And here is that same bathroom now! We were actually able to find someone to build a new frame for the leaded glass so we could keep the original window. One of the few original items we were able to salvage! We wanted the floors and tub to be classic and reflective of the original style, so we went with a hex marble tile on the floor and beveled subway tiles in the shower.
The room below was the former master bedroom. It had a closet-like en suite (I’ll share that below) and essentially a coat closet. So, since we were adding square footage elsewhere, we opted to convert this bedroom into the master bathroom and closet, complete with laundry hook-up in case the new owners wanted an alternative to the basement laundry.
That same space looks like this now. This is the room we likely had the most “discussions” about, design-wise. It’s a different direction than I would have gone for the style of the home, but I had to choose my battles, and it still turned out beautifully.
Here was the shower below. It was tucked under the slope of the roof, and I’m guessing even most average-sized people had to duck while inside.
The footprint that held the toilet, sink and shower is now home to just the toilet. At one point we had envisioned built-ins under the roofline, but ultimately left it as is to allow the buyer to do what they want with the extra space.
And here is the actual bedroom. It was the bedroom next door to the prior master bedroom, and we joined it with the new bathroom and closet space. We like this location best because it’s also the quietest and most private corner of the house.
Other than some closet reconfiguration, we didn’t do much in the other two bedrooms other than drywall, staining the floors and updating the windows/trims and light fixtures!
BEDROOM SOURCES: Schoolhouse Light Fixture
And here is the other bedroom.
We also had to make the decision to remove this little bathroom off one of this secondary bedrooms. We were unable to adjust the footprint, and it honestly felt more creepy than functional. Your knees had to go under the sink to fit on the toilet. We tried 😉
So, although we hated to get rid of a bathroom, we ultimately made this space a closet since we weren’t able to move any of the walls here for structural reasons. The bedroom actually has two closets now, and this one would also be perfect for a little desk or toy closet! My wide-angle lens makes it look much larger now. I assure you it’s still tiny – it just looks less tiny without the toilet, sink and radiator! We also changed the orientation of the door so that it now swings out instead of in to avoid blocking the window when it’s open.
Perhaps one of the biggest changes we made was removing the old boiler system from the upstairs attic and moving to modern HVAC. Granted, this was by far our biggest expense, but by removing this equipment, insulating the walls and refinishing the space, we were able to add several hundred usable and finished square footage!
This is the same view as above. It’s crazy how open it is now! Perfect for a studio, toy room, office space, or really even another large bedroom!
This is a nook further down in the space. It’s also the only other original window we were able to salvage. To help with sound and cozy factors, we added wall to wall carpet. I don’t have any info on it, as I was not involved with ordering it.
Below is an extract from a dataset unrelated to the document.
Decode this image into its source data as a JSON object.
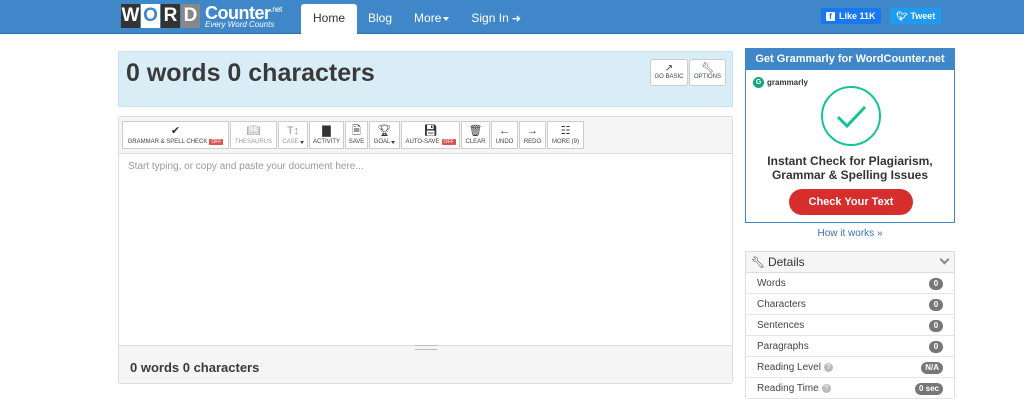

Here are a few other details from the home.
The house is officially sold as of last week and I hope the new family loves the home we created. I’ll plan to do a follow-up post at a later date on the limewashing of the exterior. I don’t have tons of details on the actual process, but thought more images would be helpful for those possibly considering it!
I hope you enjoyed seeing this project over the past few months! Feel free to leave any questions below in comments and I’ll do by best to answer them!
If you would like to follow along on more of my home decor, DIY, lifestyle, travel and other posts, I’d love to have you follow me on any of the following:
disclosure: some affiliate links used